The company estimates that solar panels across the UK generated 21,831MWh of energy on 15 April 2015. Speaking to Solar Power Portal, Will Heinzelmann, research and product analyst for Good Energy explained how he came up with the company’s solar generation output tool.
He said: “This particular tool came about from my desire to provide a true and accurate picture of live renewable generation in the UK. The data is based on two things: DECC data, looking at the monthly solar installation figures and how that is distributed around the UK; and then the interesting part is that it uses live data on PV performance from different places around the UK.
Heinzelmann recognises that the figures provided by the tool are likely to be an underestimate of the true kWh generated by solar due to the lag time involved in the government’s official solar figures. However, Heinzelmann stresses that the tool is an estimate, explaining: “It’s not 100% accurate but it provides a good idea.”
For Good Energy, it’s important to translate solar’s impressive performance into something that the public can relate to. Heinzelman notes: “You do read a lot of negative press around solar PV and that’s largely because the public are not being presented with statistics that are manageable to them as individuals, figures that are understandable – therefore it’s easy to form a negative perception.
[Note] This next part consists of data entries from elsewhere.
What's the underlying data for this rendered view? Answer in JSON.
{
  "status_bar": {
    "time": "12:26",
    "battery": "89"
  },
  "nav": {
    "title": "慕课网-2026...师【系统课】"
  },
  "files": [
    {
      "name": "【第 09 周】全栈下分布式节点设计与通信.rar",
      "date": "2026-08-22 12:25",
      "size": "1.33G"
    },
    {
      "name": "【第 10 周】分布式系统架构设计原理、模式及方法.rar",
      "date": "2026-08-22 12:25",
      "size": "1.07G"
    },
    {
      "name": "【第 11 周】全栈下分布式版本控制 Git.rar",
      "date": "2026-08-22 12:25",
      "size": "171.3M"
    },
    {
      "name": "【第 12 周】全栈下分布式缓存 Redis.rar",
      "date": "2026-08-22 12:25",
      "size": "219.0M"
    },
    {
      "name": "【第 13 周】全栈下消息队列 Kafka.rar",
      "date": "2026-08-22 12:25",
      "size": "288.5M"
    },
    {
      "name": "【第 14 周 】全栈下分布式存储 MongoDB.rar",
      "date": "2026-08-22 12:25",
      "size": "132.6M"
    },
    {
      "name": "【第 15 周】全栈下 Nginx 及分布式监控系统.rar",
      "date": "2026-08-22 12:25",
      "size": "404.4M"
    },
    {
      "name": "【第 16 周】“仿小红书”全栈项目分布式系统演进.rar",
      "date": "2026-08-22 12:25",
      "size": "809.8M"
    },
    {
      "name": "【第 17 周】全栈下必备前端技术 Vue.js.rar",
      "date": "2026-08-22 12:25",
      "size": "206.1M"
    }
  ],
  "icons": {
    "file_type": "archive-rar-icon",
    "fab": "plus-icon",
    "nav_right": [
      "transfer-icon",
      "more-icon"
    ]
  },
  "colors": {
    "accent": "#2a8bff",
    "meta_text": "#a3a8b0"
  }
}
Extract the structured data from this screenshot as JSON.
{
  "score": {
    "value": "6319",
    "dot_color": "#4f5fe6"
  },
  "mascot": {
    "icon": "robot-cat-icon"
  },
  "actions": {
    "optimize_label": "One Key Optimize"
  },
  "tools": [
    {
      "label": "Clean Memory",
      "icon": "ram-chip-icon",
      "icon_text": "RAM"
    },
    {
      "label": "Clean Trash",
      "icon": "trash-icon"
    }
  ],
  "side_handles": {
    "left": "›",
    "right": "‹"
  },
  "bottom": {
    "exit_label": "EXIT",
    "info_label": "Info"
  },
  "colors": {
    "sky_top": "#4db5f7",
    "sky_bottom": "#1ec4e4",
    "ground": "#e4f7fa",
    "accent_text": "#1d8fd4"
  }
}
Telling someone that ‘it was a sunny day yesterday and solar powered two million homes’ – just quantifying it into something that people can understand – makes a huge difference.”
The role of solar in the UK energy mix is only set to grow as the technology continues to confound even the most optimistic cost reduction predictions. Heinzelmann explained why PV will remain a core building block of the company’s energy mix, stating: “For us, Good Energy is a 100% renewable energy supplier, so we are see solar as a really important part of our energy mix. We forecast that 21% of our energy will come from solar in 2014/15.
“We are a solar developer ourselves, most recently we had an 8.3MW site come online in Cornwall, our fourth solar site. To us solar plays a really valuable part, it has a lot of characteristics that make it ideal for us as an energy supplier: it’s very predictable and it matches really nicely with the average consumption of a user – when the sun is shining people are awake and using energy, when the sun’s not shining they’re asleep not using energy.”
Heinzelmann concludes: “I think solar represents about 1.5% to the grid as a whole over the year – that of course is probably outdated now – but obviously on a nice sunny day PV generation has a pretty huge impact on the grid. We’re seeing solar play a more important part in the UK energy mix.”